With a long-delayed Oil Law snarled in Iraq’s fractious Parliament since 2007, the Kurds’ action undermined Baghdad’s claim to be the sole authority in the energy sector, and heightened the prospect of the independence-minded Kurds breaking away.

This perilous crisis is certain to deepen even more following the KRG’s disclosure Sunday it’s negotiating with “two or three other significant companies” it didn’t identify. A military confrontation is a distinct possibility. For weeks, heavily armed forces from both sides have been locked in an uneasy standoff along Kurdistan’s southern boundary, centered on the bitterly contested oil-rich region of Kirkuk. This political fault line could be widened if Exxon goes ahead with exploratory drilling, expected this summer, in three of its blocks that lie in disputed territory. Maliki’s Shiite-dominated coalition is under growing pressure from minority Sunnis opposed to his increasingly dictatorial style, as well as the Kurds and daily attacks by a resurgent al-Qaida in which hundreds of Shiites have been slaughtered in recent months.

He cannot afford to let the KRG defy him.
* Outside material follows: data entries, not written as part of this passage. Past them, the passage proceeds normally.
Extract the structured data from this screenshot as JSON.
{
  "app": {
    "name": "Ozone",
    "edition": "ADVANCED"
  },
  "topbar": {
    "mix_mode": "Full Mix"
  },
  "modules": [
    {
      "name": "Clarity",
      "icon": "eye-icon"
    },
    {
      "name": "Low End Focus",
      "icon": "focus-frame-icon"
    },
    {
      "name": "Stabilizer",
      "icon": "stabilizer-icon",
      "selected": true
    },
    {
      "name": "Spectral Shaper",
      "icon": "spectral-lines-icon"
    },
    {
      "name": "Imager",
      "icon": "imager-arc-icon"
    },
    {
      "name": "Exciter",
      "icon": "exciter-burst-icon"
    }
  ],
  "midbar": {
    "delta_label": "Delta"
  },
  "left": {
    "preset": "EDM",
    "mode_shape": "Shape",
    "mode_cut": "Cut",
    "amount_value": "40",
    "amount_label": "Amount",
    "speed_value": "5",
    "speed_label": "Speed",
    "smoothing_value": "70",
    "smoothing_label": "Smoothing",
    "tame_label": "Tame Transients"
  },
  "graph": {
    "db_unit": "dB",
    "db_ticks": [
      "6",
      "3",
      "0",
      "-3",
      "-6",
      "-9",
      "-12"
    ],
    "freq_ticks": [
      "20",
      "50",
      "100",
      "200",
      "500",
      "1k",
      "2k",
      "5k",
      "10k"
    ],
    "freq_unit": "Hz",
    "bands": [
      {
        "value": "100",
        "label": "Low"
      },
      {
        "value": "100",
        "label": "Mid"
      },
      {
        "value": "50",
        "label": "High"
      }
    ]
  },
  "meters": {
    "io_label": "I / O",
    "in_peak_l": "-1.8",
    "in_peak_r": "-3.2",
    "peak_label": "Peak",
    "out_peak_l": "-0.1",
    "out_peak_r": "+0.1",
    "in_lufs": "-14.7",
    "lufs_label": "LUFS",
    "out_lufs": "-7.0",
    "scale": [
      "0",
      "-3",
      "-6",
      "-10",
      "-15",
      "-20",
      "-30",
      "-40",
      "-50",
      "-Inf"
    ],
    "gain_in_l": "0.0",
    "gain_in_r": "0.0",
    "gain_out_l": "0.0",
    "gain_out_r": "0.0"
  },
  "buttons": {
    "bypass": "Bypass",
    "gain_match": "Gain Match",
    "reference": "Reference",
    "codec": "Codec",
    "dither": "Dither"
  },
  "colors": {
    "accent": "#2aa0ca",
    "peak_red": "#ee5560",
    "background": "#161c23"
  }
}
If the Kurds, who sit on 45 billion barrels of oil, decide to go it alone, that would encourage other grumbling regions, including the Shiite-controlled south that sits on two-thirds of Iraq’s oil reserves, to pursue greater autonomy. Maliki last week met with Exxon Chief Executive Officer Rex Tillerson in Baghdad in an effort to persuade him to abandon the company’s Kurdish enterprise. What infuriated Maliki about Exxon signing with the Kurds is that it did so knowing it would forfeit its 60 percent stake in the $50 billion West Qurna field in the south, one of the biggest in Iraq, that it secured under a deal with Baghdad in 2010. But Exxon has shown no sign of quitting Kurdistan despite Baghdad’s pressure. Nor is there’s any indication the KRG’s burgeoning energy program is slowing down. It’s stopped pumping oil into the Iraqi pipeline network for export, and is trucking oil north through Turkey for export via its Ceyhan terminal on the Mediterranean. Turkey, with scarce energy resources of its own, is firmly allied with the KRG. It has plans to build oil and gas pipelines to Ceyhan to give the landlocked Kurds an independent direct export route. European oil companies are buying a growing volume of Kurdish crude and more majors may follow the path to Kurdistan. Chevron, indeed, has added a third block to its Kurdish operation and is eyeing other prospects there.